DIRECTIONS:
Reproduce all of the data, making sure that no line differs from the original.

DATA UNDER STUDY:
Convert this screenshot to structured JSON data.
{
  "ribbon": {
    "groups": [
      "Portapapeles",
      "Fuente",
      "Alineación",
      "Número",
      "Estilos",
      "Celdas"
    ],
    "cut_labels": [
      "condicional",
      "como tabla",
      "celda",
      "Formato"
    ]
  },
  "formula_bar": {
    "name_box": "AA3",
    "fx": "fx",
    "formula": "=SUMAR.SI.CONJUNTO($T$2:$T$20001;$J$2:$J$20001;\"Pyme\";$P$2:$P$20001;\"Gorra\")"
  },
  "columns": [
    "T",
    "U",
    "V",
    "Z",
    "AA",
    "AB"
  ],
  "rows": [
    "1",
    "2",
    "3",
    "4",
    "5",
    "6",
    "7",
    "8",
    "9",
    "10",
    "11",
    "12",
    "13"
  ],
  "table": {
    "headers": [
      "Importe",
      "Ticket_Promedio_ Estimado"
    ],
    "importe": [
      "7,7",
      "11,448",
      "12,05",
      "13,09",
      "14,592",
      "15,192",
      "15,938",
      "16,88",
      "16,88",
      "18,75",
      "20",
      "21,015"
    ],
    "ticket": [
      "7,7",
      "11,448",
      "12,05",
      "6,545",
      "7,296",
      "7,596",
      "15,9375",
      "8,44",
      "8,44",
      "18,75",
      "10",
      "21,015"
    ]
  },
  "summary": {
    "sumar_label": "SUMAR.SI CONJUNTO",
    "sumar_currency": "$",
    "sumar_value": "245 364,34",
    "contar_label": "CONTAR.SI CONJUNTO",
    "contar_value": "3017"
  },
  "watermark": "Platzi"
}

PROBLEM SOLUTION:
Convert this screenshot to structured JSON data.
{
  "ribbon": {
    "groups": [
      "Portapapeles",
      "Fuente",
      "Alineación",
      "Número",
      "Estilos",
      "Celdas"
    ],
    "cut_labels": [
      "condicional",
      "como tabla",
      "celda",
      "Formato"
    ]
  },
  "formula_bar": {
    "name_box": "AA3",
    "fx": "fx",
    "formula": "=SUMAR.SI.CONJUNTO($T$2:$T$20001;$J$2:$J$20001;\"Pyme\";$P$2:$P$20001;\"Gorra\")"
  },
  "columns": [
    "T",
    "U",
    "V",
    "Z",
    "AA",
    "AB"
  ],
  "rows": [
    "1",
    "2",
    "3",
    "4",
    "5",
    "6",
    "7",
    "8",
    "9",
    "10",
    "11",
    "12",
    "13"
  ],
  "table": {
    "headers": [
      "Importe",
      "Ticket_Promedio_ Estimado"
    ],
    "importe": [
      "7,7",
      "11,448",
      "12,05",
      "13,09",
      "14,592",
      "15,192",
      "15,938",
      "16,88",
      "16,88",
      "18,75",
      "20",
      "21,015"
    ],
    "ticket": [
      "7,7",
      "11,448",
      "12,05",
      "6,545",
      "7,296",
      "7,596",
      "15,9375",
      "8,44",
      "8,44",
      "18,75",
      "10",
      "21,015"
    ]
  },
  "summary": {
    "sumar_label": "SUMAR.SI CONJUNTO",
    "sumar_currency": "$",
    "sumar_value": "245 364,34",
    "contar_label": "CONTAR.SI CONJUNTO",
    "contar_value": "3017"
  },
  "watermark": "Platzi"
}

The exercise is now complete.